Venezuela’s opposition on Friday voted to remove Juan Guaido as the “interim president” and to dissolve the US-backed “interim government,” a move that came after resuming talks with Venezuelan President Nicolas Maduro.
Guaido declared himself as the interim president of Venezuela in 2019 after not recognizing the result of the 2018 election, and he received full backing from the US. The Trump administration supported a failed coup attempt against Maduro, and what little support Guaido had in Venezuela declined over the years.
The interim government in Venezuela never had any real power inside the country, but it was granted control of some offshore Venezuelan assets and embassies by the US and its Western allies that recognized Guaido. The opposition’s decision to dissolve the interim government came after they restarted talks with Maduro in November.
As a result of the renewed talks, the US has granted Chevron a limited license to restart pumping oil in Venezuela, in a slight easing of the crippling economic sanctions imposed by the Trump administration as part of its failed regime change effort.
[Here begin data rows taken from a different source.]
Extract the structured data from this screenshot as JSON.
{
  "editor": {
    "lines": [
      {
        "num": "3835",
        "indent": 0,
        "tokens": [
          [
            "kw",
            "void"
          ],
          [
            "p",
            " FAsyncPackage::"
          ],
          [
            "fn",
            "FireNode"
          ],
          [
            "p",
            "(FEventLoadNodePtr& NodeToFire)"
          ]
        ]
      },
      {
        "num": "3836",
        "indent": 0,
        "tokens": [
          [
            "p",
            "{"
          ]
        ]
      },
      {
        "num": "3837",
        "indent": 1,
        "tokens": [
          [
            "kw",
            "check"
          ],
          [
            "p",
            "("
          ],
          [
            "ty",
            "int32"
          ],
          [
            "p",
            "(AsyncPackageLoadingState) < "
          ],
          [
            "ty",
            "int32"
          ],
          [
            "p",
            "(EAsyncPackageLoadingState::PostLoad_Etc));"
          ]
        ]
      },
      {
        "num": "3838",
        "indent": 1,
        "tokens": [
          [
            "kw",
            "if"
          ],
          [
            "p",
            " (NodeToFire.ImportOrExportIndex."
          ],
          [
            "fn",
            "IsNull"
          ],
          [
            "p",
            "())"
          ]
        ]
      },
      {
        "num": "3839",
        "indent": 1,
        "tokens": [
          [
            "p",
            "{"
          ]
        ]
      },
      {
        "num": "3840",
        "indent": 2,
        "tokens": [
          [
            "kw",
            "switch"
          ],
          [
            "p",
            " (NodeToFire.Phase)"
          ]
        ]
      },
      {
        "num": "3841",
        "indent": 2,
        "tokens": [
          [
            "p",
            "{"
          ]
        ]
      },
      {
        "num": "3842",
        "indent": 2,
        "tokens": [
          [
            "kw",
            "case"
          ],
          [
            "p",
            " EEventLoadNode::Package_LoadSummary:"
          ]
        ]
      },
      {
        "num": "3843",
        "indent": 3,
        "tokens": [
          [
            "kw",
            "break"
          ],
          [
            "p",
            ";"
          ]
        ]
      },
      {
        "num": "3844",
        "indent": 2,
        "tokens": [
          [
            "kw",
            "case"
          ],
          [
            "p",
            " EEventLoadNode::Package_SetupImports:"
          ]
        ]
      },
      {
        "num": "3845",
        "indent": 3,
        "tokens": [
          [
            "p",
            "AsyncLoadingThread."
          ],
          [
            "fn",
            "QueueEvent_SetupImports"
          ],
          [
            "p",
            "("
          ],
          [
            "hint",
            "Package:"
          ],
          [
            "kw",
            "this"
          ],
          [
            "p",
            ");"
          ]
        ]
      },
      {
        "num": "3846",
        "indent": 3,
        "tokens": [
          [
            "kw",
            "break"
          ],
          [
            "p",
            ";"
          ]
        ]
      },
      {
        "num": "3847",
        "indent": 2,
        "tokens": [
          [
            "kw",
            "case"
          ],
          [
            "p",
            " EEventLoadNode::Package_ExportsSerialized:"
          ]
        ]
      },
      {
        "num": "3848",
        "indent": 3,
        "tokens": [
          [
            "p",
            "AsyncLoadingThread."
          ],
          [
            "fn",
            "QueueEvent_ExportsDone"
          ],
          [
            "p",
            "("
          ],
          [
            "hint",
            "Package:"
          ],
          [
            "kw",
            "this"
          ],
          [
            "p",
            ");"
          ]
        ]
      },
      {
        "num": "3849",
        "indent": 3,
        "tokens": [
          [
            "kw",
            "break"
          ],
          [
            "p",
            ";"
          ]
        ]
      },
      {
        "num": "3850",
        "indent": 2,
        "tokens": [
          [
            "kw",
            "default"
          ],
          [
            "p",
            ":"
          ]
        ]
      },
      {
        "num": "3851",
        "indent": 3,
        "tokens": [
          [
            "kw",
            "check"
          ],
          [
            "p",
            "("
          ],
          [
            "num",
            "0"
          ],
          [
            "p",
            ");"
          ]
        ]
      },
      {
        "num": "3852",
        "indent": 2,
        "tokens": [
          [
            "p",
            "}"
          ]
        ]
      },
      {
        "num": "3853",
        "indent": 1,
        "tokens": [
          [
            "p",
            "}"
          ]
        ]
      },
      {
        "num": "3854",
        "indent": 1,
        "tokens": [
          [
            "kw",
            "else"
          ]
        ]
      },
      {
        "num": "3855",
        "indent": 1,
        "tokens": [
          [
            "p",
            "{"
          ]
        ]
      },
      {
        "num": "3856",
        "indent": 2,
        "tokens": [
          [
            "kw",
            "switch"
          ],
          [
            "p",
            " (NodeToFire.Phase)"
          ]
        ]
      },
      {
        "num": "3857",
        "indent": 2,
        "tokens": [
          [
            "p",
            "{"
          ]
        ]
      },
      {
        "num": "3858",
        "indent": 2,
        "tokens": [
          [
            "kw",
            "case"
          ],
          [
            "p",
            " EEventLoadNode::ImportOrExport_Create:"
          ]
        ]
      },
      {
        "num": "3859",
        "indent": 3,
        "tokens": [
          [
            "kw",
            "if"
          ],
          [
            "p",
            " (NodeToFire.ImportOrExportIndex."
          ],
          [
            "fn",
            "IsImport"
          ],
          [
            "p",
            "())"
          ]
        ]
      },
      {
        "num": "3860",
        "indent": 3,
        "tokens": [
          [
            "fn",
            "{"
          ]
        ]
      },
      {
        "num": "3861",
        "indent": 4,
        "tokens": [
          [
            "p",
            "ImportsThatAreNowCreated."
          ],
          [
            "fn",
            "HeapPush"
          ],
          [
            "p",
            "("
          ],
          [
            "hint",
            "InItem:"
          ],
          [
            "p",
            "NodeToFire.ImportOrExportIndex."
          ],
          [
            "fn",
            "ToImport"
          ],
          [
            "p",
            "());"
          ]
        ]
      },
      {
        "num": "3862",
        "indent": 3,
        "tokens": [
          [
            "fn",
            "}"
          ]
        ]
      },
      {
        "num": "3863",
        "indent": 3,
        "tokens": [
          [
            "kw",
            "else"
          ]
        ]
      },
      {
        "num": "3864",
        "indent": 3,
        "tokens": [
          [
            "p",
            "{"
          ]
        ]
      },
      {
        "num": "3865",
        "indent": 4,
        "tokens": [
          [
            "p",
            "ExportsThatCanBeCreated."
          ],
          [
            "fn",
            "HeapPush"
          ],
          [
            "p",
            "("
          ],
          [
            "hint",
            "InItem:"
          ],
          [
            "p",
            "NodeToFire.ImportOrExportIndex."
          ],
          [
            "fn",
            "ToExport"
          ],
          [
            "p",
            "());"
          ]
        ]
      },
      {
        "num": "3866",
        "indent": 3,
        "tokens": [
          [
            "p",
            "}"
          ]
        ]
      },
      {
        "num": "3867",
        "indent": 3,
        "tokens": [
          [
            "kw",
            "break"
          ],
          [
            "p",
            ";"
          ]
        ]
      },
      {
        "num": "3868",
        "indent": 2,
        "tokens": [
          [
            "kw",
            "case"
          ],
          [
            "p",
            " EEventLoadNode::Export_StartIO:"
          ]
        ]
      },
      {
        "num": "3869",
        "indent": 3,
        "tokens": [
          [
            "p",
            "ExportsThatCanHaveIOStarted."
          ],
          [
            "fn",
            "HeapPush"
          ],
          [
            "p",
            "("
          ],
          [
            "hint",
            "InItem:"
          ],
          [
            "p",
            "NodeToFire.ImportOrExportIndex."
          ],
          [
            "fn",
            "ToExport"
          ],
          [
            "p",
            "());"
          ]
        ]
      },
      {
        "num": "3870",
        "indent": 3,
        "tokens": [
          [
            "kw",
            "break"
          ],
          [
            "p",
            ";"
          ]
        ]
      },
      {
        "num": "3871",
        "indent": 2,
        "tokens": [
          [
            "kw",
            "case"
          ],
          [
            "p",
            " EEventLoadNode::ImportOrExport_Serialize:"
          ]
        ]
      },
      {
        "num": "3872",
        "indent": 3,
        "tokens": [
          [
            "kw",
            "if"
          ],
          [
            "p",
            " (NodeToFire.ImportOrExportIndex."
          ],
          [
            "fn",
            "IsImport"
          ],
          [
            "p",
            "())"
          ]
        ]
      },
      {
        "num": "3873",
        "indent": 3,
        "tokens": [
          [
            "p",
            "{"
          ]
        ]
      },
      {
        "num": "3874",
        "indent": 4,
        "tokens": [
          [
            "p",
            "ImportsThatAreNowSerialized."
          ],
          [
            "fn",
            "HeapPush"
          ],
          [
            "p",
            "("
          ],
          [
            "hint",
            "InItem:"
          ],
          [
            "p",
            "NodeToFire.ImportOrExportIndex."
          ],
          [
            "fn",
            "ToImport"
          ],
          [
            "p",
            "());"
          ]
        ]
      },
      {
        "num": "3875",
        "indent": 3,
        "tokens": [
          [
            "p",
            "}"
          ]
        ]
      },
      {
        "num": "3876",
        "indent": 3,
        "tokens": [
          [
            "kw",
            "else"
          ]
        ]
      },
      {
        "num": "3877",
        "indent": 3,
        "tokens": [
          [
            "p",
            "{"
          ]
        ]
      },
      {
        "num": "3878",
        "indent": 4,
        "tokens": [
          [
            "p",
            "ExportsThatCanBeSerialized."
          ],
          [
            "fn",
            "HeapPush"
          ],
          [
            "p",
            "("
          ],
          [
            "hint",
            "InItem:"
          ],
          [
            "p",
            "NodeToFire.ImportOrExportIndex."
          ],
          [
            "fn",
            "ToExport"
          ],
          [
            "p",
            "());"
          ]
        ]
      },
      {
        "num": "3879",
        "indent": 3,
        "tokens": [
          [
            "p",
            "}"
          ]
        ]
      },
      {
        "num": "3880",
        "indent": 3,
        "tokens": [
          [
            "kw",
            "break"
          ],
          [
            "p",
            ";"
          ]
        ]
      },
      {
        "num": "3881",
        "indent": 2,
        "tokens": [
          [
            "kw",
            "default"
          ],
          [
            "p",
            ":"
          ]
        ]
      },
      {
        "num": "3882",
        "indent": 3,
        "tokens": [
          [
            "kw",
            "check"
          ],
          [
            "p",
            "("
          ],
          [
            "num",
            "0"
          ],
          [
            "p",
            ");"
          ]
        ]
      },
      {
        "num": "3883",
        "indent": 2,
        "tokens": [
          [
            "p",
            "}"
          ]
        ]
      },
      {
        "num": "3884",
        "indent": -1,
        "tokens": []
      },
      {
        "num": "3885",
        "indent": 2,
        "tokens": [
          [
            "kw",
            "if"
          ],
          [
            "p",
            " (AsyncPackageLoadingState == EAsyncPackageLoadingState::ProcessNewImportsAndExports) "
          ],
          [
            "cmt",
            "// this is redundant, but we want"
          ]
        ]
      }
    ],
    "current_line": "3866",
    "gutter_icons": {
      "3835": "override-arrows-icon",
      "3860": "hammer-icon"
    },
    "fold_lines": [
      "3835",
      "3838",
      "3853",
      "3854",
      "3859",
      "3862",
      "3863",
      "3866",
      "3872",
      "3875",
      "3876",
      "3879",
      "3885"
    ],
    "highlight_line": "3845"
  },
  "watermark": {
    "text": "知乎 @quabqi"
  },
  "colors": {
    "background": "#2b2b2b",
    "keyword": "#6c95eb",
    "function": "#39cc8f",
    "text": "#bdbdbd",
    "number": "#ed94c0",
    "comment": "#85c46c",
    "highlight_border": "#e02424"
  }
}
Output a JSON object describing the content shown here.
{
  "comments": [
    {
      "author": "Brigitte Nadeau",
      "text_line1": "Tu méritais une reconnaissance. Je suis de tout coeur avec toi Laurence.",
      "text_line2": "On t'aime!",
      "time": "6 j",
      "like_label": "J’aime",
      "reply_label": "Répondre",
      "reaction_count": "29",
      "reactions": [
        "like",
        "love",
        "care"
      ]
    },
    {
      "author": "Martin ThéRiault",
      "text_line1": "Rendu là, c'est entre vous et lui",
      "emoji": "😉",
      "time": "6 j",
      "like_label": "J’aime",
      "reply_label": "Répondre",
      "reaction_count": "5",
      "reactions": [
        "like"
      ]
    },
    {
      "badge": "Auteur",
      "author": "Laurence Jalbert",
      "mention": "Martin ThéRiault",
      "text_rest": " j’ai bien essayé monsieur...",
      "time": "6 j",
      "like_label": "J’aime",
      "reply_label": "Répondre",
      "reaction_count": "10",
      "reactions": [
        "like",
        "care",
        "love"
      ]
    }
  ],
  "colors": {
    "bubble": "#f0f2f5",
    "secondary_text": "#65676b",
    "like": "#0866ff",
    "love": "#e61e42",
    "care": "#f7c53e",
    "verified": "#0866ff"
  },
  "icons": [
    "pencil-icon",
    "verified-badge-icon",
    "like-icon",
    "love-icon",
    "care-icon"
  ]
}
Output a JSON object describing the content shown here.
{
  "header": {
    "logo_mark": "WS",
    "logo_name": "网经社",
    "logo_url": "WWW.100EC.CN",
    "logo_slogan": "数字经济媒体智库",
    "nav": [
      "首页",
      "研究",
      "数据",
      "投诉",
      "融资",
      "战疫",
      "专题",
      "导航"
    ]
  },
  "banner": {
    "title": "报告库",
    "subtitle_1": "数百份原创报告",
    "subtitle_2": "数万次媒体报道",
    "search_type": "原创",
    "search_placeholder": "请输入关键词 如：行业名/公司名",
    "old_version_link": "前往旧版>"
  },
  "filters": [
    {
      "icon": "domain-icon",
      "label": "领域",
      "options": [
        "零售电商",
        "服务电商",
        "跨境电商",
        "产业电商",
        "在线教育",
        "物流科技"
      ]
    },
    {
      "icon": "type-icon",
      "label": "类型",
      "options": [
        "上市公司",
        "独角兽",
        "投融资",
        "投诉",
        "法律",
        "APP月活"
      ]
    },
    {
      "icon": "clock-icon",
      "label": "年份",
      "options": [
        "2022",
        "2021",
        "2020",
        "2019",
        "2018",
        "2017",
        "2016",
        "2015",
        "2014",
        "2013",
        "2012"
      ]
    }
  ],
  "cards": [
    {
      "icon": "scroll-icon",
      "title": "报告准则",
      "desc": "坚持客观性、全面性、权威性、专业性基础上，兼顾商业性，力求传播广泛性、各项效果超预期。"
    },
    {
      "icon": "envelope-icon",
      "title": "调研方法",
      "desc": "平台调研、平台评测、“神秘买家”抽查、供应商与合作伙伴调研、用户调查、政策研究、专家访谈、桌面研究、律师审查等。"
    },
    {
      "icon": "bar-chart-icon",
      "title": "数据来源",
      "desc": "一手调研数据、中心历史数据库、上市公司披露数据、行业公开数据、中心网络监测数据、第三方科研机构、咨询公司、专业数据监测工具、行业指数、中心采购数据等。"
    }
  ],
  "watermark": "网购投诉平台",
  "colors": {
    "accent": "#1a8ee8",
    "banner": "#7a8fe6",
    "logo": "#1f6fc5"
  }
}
The deal will also release $3 billion in Venezuelan funds that were frozen by US and European banks. Under the deal, the funds will go toward humanitarian and economic development projects. After dissolving the interim government, Venezuela’s opposition established a new commission to oversee the Venezuelan assets that they still control.